½ cup sliced thin and halved red onions
¾ cup cherry tomatoes, halved
2 tablespoons chopped fresh anise hyssop leaves
2 cups chopped romaine or little gem lettuce
1 cup black lentils, cooked and salted
¼ cup feta cheese, crumbled
Herbal Roots Seasonal Herb Flake Salt- summer 2019 edition (optional)
Whisk together the olive oil, lemon juice, vinegar, sumac and salt in a medium bowl. Add the cucumbers, onions, tomatoes and hyssop and toss together until mixed.
Assemble the salad by laying down some chopped lettuce, topped with the lentils. Pour the dressed cucumbers and onions over the top evenly and top with crumbled feta. Season with a little seasonal herb flake salt.
Summer Herb Blackberry Rum Cordial
Makes 1 quart
Inspired by a bottle of white rum that’s had me captivated this summer- Copalli White Rum. I’m generally not a big fan of rum- it usually feels too sugary sweet for my palette. This one is herbaceous and feels “jungly”, which makes sense since it is made at Anya Fernald’s eco resort in Belize- Copal Tree Lodge . It has a cool ocean breeze feel to it, not the suntan lotion kind but a cool, thick vegetative jungle vibe. It’s potent but drinks light. I melds perfectly with all the herbs and the blackberries, creating a rum drink that is ultra-summery, but not tropical.
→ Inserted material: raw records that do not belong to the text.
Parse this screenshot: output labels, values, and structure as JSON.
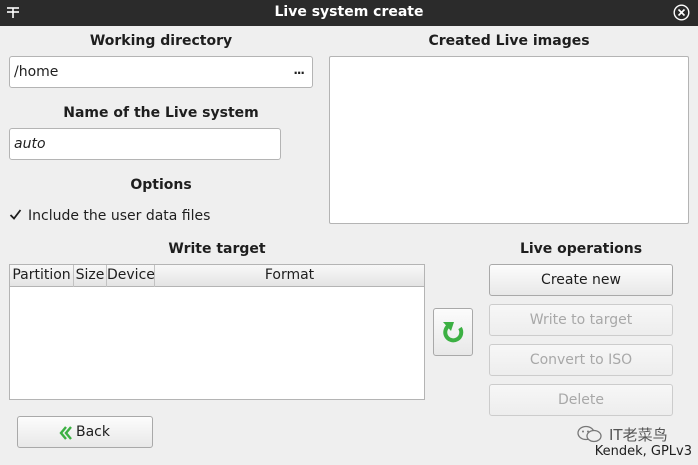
{
  "window": {
    "title": "Live system create"
  },
  "working_directory": {
    "heading": "Working directory",
    "value": "/home",
    "browse_label": "..."
  },
  "live_name": {
    "heading": "Name of the Live system",
    "value": "auto"
  },
  "options": {
    "heading": "Options",
    "include_user_data": {
      "label": "Include the user data files",
      "checked": true
    }
  },
  "created_images": {
    "heading": "Created Live images"
  },
  "write_target": {
    "heading": "Write target",
    "columns": [
      "Partition",
      "Size",
      "Device",
      "Format"
    ]
  },
  "live_operations": {
    "heading": "Live operations",
    "create_new": "Create new",
    "write_to_target": "Write to target",
    "convert_to_iso": "Convert to ISO",
    "delete": "Delete"
  },
  "back_label": "Back",
  "watermark": "IT老菜鸟",
  "footer": "Kendek, GPLv3",
  "colors": {
    "titlebar": "#2b2b2b",
    "accent_green": "#3cb043",
    "disabled_text": "#a8a8a8"
  }
}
The aperitif or vermouth addition pulls the liquor together, I’m not married to one brand, choose one you like and that’s dry.
2 cups smashed blackberries
zest and juice of 1 lemon
zest and juice of 1 lime
1 cup sugar
2 teaspoons cracked pink peppercorns
2 teaspoons cracked coriander
1 teaspoon dried rose petals
½ cup anise hyssop leaves, chopped
2 tablespoons lavender flowers
2 tablespoons fresh rose petals or 2 teaspoons rose tea
2 tablespoons chopped, lemon verbena leaves
1 ¾ cups Copalli White Rum
½ cup dry vermouth
Combine the blackberries, zest and citrus juice, sugar, spices, flowers and herb in a quart size mason jar and mix well. Once its mixed, shake it and put it in the refrigerator to macerate for a few days, shaking a few times a day, extracting the oils and essence from the herbs and spices.
Once the mixture has macerated place it in a small sauce pan and bring to a light simmer, stirring constantly and making sure all the sugar has completely melted. Remove from heat and allow to cool completely. Strain the mixture using a mesh strainer. Pour the rum and the vermouth over the straining mixture, pushing down on all the berries and spices with the back of a spoon, extracting as much essence as possible. Once the mixture has fully strained, discard the solids and place the cordial in a mason jar and refrigerate overnight. Serve it on its own neat or over ice.